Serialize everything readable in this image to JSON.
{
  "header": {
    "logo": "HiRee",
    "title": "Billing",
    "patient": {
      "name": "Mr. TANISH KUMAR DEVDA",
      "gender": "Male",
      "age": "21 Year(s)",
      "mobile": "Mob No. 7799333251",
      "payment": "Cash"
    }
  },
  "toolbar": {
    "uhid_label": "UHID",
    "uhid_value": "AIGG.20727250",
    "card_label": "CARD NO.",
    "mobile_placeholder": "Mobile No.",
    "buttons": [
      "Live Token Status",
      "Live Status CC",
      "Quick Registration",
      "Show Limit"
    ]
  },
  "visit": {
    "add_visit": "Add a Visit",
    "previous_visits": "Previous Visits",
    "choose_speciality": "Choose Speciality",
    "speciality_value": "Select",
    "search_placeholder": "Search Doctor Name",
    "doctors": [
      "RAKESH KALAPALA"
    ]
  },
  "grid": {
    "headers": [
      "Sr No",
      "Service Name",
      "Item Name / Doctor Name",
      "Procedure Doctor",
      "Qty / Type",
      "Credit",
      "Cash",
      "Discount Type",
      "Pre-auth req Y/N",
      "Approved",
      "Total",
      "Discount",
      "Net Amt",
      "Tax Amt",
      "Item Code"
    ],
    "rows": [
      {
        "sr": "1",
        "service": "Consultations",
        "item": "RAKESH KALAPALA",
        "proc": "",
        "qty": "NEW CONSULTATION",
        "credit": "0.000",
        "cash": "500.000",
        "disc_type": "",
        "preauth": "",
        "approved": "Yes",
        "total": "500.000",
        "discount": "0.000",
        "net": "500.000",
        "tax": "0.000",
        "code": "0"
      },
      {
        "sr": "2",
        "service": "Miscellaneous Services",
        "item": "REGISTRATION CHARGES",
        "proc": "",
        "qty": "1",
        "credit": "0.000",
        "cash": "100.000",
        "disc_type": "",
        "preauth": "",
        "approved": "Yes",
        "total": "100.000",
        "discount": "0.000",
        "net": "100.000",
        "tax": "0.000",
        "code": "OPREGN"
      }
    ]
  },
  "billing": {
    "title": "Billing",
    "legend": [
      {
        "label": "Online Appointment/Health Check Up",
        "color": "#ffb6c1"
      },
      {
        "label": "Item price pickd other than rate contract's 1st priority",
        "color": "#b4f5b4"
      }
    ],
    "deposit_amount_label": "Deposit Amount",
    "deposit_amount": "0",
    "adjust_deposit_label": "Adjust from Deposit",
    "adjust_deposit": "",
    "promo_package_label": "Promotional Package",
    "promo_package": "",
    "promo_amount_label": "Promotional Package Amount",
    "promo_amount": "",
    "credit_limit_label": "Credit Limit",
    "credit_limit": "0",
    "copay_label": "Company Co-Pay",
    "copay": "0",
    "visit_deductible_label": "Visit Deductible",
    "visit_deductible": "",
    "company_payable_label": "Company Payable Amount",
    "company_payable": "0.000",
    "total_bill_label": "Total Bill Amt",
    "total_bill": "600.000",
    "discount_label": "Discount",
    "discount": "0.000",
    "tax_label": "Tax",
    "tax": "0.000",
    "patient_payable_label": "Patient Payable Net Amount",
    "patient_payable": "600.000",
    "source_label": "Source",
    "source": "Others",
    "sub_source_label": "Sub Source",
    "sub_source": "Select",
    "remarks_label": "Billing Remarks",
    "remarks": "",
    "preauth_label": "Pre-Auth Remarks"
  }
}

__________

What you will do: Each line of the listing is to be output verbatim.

Exercise response:
Serialize everything readable in this image to JSON.
{
  "header": {
    "logo": "HiRee",
    "title": "Billing",
    "patient": {
      "name": "Mr. TANISH KUMAR DEVDA",
      "gender": "Male",
      "age": "21 Year(s)",
      "mobile": "Mob No. 7799333251",
      "payment": "Cash"
    }
  },
  "toolbar": {
    "uhid_label": "UHID",
    "uhid_value": "AIGG.20727250",
    "card_label": "CARD NO.",
    "mobile_placeholder": "Mobile No.",
    "buttons": [
      "Live Token Status",
      "Live Status CC",
      "Quick Registration",
      "Show Limit"
    ]
  },
  "visit": {
    "add_visit": "Add a Visit",
    "previous_visits": "Previous Visits",
    "choose_speciality": "Choose Speciality",
    "speciality_value": "Select",
    "search_placeholder": "Search Doctor Name",
    "doctors": [
      "RAKESH KALAPALA"
    ]
  },
  "grid": {
    "headers": [
      "Sr No",
      "Service Name",
      "Item Name / Doctor Name",
      "Procedure Doctor",
      "Qty / Type",
      "Credit",
      "Cash",
      "Discount Type",
      "Pre-auth req Y/N",
      "Approved",
      "Total",
      "Discount",
      "Net Amt",
      "Tax Amt",
      "Item Code"
    ],
    "rows": [
      {
        "sr": "1",
        "service": "Consultations",
        "item": "RAKESH KALAPALA",
        "proc": "",
        "qty": "NEW CONSULTATION",
        "credit": "0.000",
        "cash": "500.000",
        "disc_type": "",
        "preauth": "",
        "approved": "Yes",
        "total": "500.000",
        "discount": "0.000",
        "net": "500.000",
        "tax": "0.000",
        "code": "0"
      },
      {
        "sr": "2",
        "service": "Miscellaneous Services",
        "item": "REGISTRATION CHARGES",
        "proc": "",
        "qty": "1",
        "credit": "0.000",
        "cash": "100.000",
        "disc_type": "",
        "preauth": "",
        "approved": "Yes",
        "total": "100.000",
        "discount": "0.000",
        "net": "100.000",
        "tax": "0.000",
        "code": "OPREGN"
      }
    ]
  },
  "billing": {
    "title": "Billing",
    "legend": [
      {
        "label": "Online Appointment/Health Check Up",
        "color": "#ffb6c1"
      },
      {
        "label": "Item price pickd other than rate contract's 1st priority",
        "color": "#b4f5b4"
      }
    ],
    "deposit_amount_label": "Deposit Amount",
    "deposit_amount": "0",
    "adjust_deposit_label": "Adjust from Deposit",
    "adjust_deposit": "",
    "promo_package_label": "Promotional Package",
    "promo_package": "",
    "promo_amount_label": "Promotional Package Amount",
    "promo_amount": "",
    "credit_limit_label": "Credit Limit",
    "credit_limit": "0",
    "copay_label": "Company Co-Pay",
    "copay": "0",
    "visit_deductible_label": "Visit Deductible",
    "visit_deductible": "",
    "company_payable_label": "Company Payable Amount",
    "company_payable": "0.000",
    "total_bill_label": "Total Bill Amt",
    "total_bill": "600.000",
    "discount_label": "Discount",
    "discount": "0.000",
    "tax_label": "Tax",
    "tax": "0.000",
    "patient_payable_label": "Patient Payable Net Amount",
    "patient_payable": "600.000",
    "source_label": "Source",
    "source": "Others",
    "sub_source_label": "Sub Source",
    "sub_source": "Select",
    "remarks_label": "Billing Remarks",
    "remarks": "",
    "preauth_label": "Pre-Auth Remarks"
  }
}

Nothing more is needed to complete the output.